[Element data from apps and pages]
===============
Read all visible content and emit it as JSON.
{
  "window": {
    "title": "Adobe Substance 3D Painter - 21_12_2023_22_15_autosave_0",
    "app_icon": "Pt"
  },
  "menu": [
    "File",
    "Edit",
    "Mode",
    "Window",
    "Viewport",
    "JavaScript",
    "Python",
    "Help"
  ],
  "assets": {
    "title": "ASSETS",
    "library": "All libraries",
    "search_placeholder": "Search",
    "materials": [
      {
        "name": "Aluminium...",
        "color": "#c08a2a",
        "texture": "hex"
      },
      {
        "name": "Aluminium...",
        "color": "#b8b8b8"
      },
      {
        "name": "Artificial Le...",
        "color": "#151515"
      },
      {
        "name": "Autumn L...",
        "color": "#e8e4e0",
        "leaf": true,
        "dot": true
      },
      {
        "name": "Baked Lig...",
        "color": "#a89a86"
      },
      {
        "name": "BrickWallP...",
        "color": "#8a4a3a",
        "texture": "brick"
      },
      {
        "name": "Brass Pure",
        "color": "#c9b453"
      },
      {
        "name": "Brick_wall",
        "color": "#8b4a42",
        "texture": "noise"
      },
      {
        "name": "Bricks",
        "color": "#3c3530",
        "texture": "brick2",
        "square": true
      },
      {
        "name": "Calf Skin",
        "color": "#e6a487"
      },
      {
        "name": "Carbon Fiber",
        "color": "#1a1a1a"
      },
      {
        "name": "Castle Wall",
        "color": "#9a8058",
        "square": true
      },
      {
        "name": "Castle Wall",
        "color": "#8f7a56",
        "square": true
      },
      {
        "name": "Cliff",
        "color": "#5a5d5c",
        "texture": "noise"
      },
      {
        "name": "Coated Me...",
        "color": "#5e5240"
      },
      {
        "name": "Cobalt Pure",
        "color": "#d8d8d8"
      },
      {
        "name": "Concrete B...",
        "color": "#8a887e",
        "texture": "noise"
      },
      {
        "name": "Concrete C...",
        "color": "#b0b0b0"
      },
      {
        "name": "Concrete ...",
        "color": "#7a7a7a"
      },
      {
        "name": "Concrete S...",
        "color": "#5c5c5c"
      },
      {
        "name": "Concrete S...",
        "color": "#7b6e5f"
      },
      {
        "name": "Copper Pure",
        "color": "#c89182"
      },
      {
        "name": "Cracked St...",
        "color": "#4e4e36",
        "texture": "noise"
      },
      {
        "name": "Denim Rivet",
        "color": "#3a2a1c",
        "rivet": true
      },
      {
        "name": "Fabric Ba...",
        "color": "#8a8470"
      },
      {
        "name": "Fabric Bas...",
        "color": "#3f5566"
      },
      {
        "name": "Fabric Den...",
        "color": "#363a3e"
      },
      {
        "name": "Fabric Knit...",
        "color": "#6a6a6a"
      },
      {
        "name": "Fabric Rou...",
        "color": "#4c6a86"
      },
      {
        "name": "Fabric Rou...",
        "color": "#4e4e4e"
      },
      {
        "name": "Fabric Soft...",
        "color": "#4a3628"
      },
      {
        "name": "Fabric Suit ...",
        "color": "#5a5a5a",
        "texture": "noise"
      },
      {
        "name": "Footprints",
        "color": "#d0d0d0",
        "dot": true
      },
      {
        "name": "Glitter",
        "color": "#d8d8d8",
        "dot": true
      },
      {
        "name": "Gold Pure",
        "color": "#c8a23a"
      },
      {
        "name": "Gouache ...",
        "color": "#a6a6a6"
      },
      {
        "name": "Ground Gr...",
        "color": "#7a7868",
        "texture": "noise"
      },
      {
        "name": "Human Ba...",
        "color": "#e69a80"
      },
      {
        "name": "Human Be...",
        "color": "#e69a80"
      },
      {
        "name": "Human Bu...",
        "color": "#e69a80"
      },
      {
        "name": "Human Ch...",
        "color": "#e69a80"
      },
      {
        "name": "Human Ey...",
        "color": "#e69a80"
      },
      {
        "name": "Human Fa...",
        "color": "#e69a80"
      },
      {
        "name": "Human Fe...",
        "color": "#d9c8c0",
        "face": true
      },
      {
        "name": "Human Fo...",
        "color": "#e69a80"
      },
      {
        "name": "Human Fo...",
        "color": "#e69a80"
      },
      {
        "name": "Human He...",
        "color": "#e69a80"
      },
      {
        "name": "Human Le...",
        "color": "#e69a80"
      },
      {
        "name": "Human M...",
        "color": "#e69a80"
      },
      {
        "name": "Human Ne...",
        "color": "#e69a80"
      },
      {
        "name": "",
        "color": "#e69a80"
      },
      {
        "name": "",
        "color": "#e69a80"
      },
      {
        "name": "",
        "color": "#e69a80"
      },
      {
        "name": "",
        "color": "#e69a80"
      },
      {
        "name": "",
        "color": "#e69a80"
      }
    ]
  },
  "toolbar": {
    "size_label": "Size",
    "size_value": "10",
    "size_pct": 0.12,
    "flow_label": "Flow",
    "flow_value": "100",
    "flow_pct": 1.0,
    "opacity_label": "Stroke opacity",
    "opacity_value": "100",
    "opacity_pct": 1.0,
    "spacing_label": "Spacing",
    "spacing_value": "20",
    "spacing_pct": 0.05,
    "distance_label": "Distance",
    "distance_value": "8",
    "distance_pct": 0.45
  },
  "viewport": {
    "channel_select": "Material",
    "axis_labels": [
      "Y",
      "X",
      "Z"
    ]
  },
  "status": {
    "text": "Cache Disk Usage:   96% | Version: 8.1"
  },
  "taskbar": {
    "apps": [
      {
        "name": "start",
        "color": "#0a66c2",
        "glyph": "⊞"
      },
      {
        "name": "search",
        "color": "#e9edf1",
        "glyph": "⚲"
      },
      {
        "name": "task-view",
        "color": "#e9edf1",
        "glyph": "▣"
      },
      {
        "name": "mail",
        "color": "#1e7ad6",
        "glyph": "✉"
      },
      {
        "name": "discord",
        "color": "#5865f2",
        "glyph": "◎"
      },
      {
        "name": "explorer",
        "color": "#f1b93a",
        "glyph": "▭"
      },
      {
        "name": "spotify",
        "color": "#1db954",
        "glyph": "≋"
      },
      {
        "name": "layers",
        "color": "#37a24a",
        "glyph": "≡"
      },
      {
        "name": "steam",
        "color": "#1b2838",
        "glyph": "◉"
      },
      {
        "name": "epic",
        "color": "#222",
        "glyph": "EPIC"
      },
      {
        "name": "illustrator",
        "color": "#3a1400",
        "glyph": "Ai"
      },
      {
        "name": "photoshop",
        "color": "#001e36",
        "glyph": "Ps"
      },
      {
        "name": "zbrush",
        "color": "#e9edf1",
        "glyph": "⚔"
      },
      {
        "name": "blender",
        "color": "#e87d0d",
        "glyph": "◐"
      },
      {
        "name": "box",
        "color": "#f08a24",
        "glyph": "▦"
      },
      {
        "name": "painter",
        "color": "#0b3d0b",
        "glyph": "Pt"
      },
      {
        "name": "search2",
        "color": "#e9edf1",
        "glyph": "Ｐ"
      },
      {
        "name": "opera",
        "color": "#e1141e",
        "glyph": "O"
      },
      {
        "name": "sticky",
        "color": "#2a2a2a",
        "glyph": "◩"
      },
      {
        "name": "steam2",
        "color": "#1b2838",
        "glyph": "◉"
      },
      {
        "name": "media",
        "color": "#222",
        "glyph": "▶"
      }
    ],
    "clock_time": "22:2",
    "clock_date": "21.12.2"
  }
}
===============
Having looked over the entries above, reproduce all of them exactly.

Read all visible content and emit it as JSON.
{
  "window": {
    "title": "Adobe Substance 3D Painter - 21_12_2023_22_15_autosave_0",
    "app_icon": "Pt"
  },
  "menu": [
    "File",
    "Edit",
    "Mode",
    "Window",
    "Viewport",
    "JavaScript",
    "Python",
    "Help"
  ],
  "assets": {
    "title": "ASSETS",
    "library": "All libraries",
    "search_placeholder": "Search",
    "materials": [
      {
        "name": "Aluminium...",
        "color": "#c08a2a",
        "texture": "hex"
      },
      {
        "name": "Aluminium...",
        "color": "#b8b8b8"
      },
      {
        "name": "Artificial Le...",
        "color": "#151515"
      },
      {
        "name": "Autumn L...",
        "color": "#e8e4e0",
        "leaf": true,
        "dot": true
      },
      {
        "name": "Baked Lig...",
        "color": "#a89a86"
      },
      {
        "name": "BrickWallP...",
        "color": "#8a4a3a",
        "texture": "brick"
      },
      {
        "name": "Brass Pure",
        "color": "#c9b453"
      },
      {
        "name": "Brick_wall",
        "color": "#8b4a42",
        "texture": "noise"
      },
      {
        "name": "Bricks",
        "color": "#3c3530",
        "texture": "brick2",
        "square": true
      },
      {
        "name": "Calf Skin",
        "color": "#e6a487"
      },
      {
        "name": "Carbon Fiber",
        "color": "#1a1a1a"
      },
      {
        "name": "Castle Wall",
        "color": "#9a8058",
        "square": true
      },
      {
        "name": "Castle Wall",
        "color": "#8f7a56",
        "square": true
      },
      {
        "name": "Cliff",
        "color": "#5a5d5c",
        "texture": "noise"
      },
      {
        "name": "Coated Me...",
        "color": "#5e5240"
      },
      {
        "name": "Cobalt Pure",
        "color": "#d8d8d8"
      },
      {
        "name": "Concrete B...",
        "color": "#8a887e",
        "texture": "noise"
      },
      {
        "name": "Concrete C...",
        "color": "#b0b0b0"
      },
      {
        "name": "Concrete ...",
        "color": "#7a7a7a"
      },
      {
        "name": "Concrete S...",
        "color": "#5c5c5c"
      },
      {
        "name": "Concrete S...",
        "color": "#7b6e5f"
      },
      {
        "name": "Copper Pure",
        "color": "#c89182"
      },
      {
        "name": "Cracked St...",
        "color": "#4e4e36",
        "texture": "noise"
      },
      {
        "name": "Denim Rivet",
        "color": "#3a2a1c",
        "rivet": true
      },
      {
        "name": "Fabric Ba...",
        "color": "#8a8470"
      },
      {
        "name": "Fabric Bas...",
        "color": "#3f5566"
      },
      {
        "name": "Fabric Den...",
        "color": "#363a3e"
      },
      {
        "name": "Fabric Knit...",
        "color": "#6a6a6a"
      },
      {
        "name": "Fabric Rou...",
        "color": "#4c6a86"
      },
      {
        "name": "Fabric Rou...",
        "color": "#4e4e4e"
      },
      {
        "name": "Fabric Soft...",
        "color": "#4a3628"
      },
      {
        "name": "Fabric Suit ...",
        "color": "#5a5a5a",
        "texture": "noise"
      },
      {
        "name": "Footprints",
        "color": "#d0d0d0",
        "dot": true
      },
      {
        "name": "Glitter",
        "color": "#d8d8d8",
        "dot": true
      },
      {
        "name": "Gold Pure",
        "color": "#c8a23a"
      },
      {
        "name": "Gouache ...",
        "color": "#a6a6a6"
      },
      {
        "name": "Ground Gr...",
        "color": "#7a7868",
        "texture": "noise"
      },
      {
        "name": "Human Ba...",
        "color": "#e69a80"
      },
      {
        "name": "Human Be...",
        "color": "#e69a80"
      },
      {
        "name": "Human Bu...",
        "color": "#e69a80"
      },
      {
        "name": "Human Ch...",
        "color": "#e69a80"
      },
      {
        "name": "Human Ey...",
        "color": "#e69a80"
      },
      {
        "name": "Human Fa...",
        "color": "#e69a80"
      },
      {
        "name": "Human Fe...",
        "color": "#d9c8c0",
        "face": true
      },
      {
        "name": "Human Fo...",
        "color": "#e69a80"
      },
      {
        "name": "Human Fo...",
        "color": "#e69a80"
      },
      {
        "name": "Human He...",
        "color": "#e69a80"
      },
      {
        "name": "Human Le...",
        "color": "#e69a80"
      },
      {
        "name": "Human M...",
        "color": "#e69a80"
      },
      {
        "name": "Human Ne...",
        "color": "#e69a80"
      },
      {
        "name": "",
        "color": "#e69a80"
      },
      {
        "name": "",
        "color": "#e69a80"
      },
      {
        "name": "",
        "color": "#e69a80"
      },
      {
        "name": "",
        "color": "#e69a80"
      },
      {
        "name": "",
        "color": "#e69a80"
      }
    ]
  },
  "toolbar": {
    "size_label": "Size",
    "size_value": "10",
    "size_pct": 0.12,
    "flow_label": "Flow",
    "flow_value": "100",
    "flow_pct": 1.0,
    "opacity_label": "Stroke opacity",
    "opacity_value": "100",
    "opacity_pct": 1.0,
    "spacing_label": "Spacing",
    "spacing_value": "20",
    "spacing_pct": 0.05,
    "distance_label": "Distance",
    "distance_value": "8",
    "distance_pct": 0.45
  },
  "viewport": {
    "channel_select": "Material",
    "axis_labels": [
      "Y",
      "X",
      "Z"
    ]
  },
  "status": {
    "text": "Cache Disk Usage:   96% | Version: 8.1"
  },
  "taskbar": {
    "apps": [
      {
        "name": "start",
        "color": "#0a66c2",
        "glyph": "⊞"
      },
      {
        "name": "search",
        "color": "#e9edf1",
        "glyph": "⚲"
      },
      {
        "name": "task-view",
        "color": "#e9edf1",
        "glyph": "▣"
      },
      {
        "name": "mail",
        "color": "#1e7ad6",
        "glyph": "✉"
      },
      {
        "name": "discord",
        "color": "#5865f2",
        "glyph": "◎"
      },
      {
        "name": "explorer",
        "color": "#f1b93a",
        "glyph": "▭"
      },
      {
        "name": "spotify",
        "color": "#1db954",
        "glyph": "≋"
      },
      {
        "name": "layers",
        "color": "#37a24a",
        "glyph": "≡"
      },
      {
        "name": "steam",
        "color": "#1b2838",
        "glyph": "◉"
      },
      {
        "name": "epic",
        "color": "#222",
        "glyph": "EPIC"
      },
      {
        "name": "illustrator",
        "color": "#3a1400",
        "glyph": "Ai"
      },
      {
        "name": "photoshop",
        "color": "#001e36",
        "glyph": "Ps"
      },
      {
        "name": "zbrush",
        "color": "#e9edf1",
        "glyph": "⚔"
      },
      {
        "name": "blender",
        "color": "#e87d0d",
        "glyph": "◐"
      },
      {
        "name": "box",
        "color": "#f08a24",
        "glyph": "▦"
      },
      {
        "name": "painter",
        "color": "#0b3d0b",
        "glyph": "Pt"
      },
      {
        "name": "search2",
        "color": "#e9edf1",
        "glyph": "Ｐ"
      },
      {
        "name": "opera",
        "color": "#e1141e",
        "glyph": "O"
      },
      {
        "name": "sticky",
        "color": "#2a2a2a",
        "glyph": "◩"
      },
      {
        "name": "steam2",
        "color": "#1b2838",
        "glyph": "◉"
      },
      {
        "name": "media",
        "color": "#222",
        "glyph": "▶"
      }
    ],
    "clock_time": "22:2",
    "clock_date": "21.12.2"
  }
}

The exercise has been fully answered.